JOHN CHARLES BROOKE
John Charles Brooke is one of the most illustrious persons to have lived in Silkstone Parish.
Born at Field Head on 27 Aug 1748, He was the son of Dr. William Brooke. Upon the death of his father, he moved to Wakefield with his mother, and was educated at Wakefield Grammar School. In 1768 he moved to London, to study as a chemist and gained the freedom of The Ironmongers’ Company, but his love of history, archaeology and genealogy led him to join the Heralds’ College to pursue a very successful career as an antiquary and genealogist. He was appointed Rouge Croix Pursuivant in 1773, and promoted to Somerset Herald in 1777.
He was an important figure in late 18th Century London society. At a time when fortunes were being made from rapidly growing overseas trade, men from quite ordinary families became rich very quickly. In order to gain acceptance amongst the smart set, it was fashionable for the nouveau riche to demonstrate descent from the old-established gentry. Nowadays this is quite hard to understand, but John Charles Brooke made a very successful business out of charting the pedigrees of the rich and famous, for which he charged considerable sums of money. He had inherited a serious interest in genealogy from his great uncle, the Rev. John Brooke, whose collection of Yorkshire manuscripts (including the Domesday Book for Yorkshire) had come into his hands. He made a lifetime study of church inscriptions and parish records, and wrote extensively on the subject. His work on Saxon inscriptions is still in print today.
At his own expense, he saved the Silkstone parish records which had been badly damaged by damp, and had them rebound.
John Charles Brooke’s patron was Charles Howard, 10th Duke of Norfolk. The seat of the Dukes of Norfolk is at Arundel Castle. Quite early in his career, Brooke produced a large and impressive pedigree chart of the Howard family, which included Anne Boleyn and Catherine Howard. This chart is still on display today at Arundel. Such was the esteem in which he was held that, upon Brooke’s death in 1794, the 11th Duke of Norfolk commissioned a stained glass window in his memory.

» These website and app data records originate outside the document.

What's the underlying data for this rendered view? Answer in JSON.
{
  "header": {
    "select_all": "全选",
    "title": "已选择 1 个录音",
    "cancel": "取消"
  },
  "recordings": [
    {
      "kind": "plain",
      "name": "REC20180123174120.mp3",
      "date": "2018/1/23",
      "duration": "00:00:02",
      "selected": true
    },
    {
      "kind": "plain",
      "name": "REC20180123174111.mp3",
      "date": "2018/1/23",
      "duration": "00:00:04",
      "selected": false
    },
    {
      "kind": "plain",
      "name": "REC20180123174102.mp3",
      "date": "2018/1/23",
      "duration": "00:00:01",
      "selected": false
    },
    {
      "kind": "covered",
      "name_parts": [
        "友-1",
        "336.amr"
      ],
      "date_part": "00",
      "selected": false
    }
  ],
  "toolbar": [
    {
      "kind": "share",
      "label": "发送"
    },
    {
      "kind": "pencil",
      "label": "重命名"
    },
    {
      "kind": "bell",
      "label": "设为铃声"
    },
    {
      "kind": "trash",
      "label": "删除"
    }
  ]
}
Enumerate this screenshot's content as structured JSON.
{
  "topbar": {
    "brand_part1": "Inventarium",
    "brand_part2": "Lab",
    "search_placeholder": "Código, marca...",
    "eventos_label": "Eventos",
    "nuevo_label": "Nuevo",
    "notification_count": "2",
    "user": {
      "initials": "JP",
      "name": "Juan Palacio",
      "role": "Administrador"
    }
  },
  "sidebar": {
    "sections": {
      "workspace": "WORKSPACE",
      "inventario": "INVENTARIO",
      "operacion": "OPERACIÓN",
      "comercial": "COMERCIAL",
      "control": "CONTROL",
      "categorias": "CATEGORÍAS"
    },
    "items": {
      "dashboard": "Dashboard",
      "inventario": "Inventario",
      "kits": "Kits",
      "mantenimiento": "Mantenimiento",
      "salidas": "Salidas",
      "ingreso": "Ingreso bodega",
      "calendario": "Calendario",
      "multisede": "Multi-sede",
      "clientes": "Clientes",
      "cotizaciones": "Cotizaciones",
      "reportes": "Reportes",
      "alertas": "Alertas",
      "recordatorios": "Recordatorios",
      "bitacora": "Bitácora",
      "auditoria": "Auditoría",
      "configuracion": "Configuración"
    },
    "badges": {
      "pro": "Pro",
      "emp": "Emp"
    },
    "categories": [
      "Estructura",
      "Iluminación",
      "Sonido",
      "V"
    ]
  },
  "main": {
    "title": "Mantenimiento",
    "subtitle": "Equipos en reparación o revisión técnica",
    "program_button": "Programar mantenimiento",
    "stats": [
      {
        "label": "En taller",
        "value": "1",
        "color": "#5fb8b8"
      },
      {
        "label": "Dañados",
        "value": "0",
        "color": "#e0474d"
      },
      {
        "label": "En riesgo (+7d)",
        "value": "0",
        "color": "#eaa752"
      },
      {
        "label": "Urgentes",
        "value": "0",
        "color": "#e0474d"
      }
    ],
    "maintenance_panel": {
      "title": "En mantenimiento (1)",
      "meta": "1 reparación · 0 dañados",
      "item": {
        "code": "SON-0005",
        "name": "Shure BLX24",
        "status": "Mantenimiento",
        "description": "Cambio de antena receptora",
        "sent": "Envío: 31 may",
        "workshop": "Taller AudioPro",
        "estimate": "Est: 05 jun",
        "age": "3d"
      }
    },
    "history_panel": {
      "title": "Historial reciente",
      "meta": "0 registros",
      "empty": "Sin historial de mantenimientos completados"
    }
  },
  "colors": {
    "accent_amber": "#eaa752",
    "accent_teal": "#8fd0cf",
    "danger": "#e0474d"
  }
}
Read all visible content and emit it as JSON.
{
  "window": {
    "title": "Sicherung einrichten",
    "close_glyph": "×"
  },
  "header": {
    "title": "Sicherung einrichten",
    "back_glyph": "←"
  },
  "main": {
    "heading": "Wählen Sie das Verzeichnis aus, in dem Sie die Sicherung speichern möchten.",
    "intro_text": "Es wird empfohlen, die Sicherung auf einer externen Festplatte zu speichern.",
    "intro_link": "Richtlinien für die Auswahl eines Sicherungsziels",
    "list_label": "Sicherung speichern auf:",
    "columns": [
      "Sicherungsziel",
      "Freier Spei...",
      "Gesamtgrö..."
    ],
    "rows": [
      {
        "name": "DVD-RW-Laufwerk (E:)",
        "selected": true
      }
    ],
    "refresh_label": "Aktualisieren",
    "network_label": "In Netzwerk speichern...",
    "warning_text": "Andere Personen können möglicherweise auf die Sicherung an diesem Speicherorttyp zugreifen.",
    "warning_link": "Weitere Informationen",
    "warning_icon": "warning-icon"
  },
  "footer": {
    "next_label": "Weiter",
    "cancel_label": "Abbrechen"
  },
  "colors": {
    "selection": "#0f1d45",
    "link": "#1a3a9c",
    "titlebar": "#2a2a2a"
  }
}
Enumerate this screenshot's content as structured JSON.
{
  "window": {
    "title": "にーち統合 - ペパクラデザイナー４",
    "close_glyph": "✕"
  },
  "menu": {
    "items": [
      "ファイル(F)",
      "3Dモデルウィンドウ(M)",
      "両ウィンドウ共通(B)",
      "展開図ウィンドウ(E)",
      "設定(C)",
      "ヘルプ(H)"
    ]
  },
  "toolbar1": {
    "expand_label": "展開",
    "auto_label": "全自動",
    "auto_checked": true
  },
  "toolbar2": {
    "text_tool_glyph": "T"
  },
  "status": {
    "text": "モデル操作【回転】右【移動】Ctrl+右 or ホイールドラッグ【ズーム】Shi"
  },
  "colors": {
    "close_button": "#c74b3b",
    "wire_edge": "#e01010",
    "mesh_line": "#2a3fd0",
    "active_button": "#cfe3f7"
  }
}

This window was decorated with the Yorkshire rose and the arms of the Somerset Herald. This window remained at Arundel until about 1900 when it was donated to the College of Arms in London, where it is now displayed.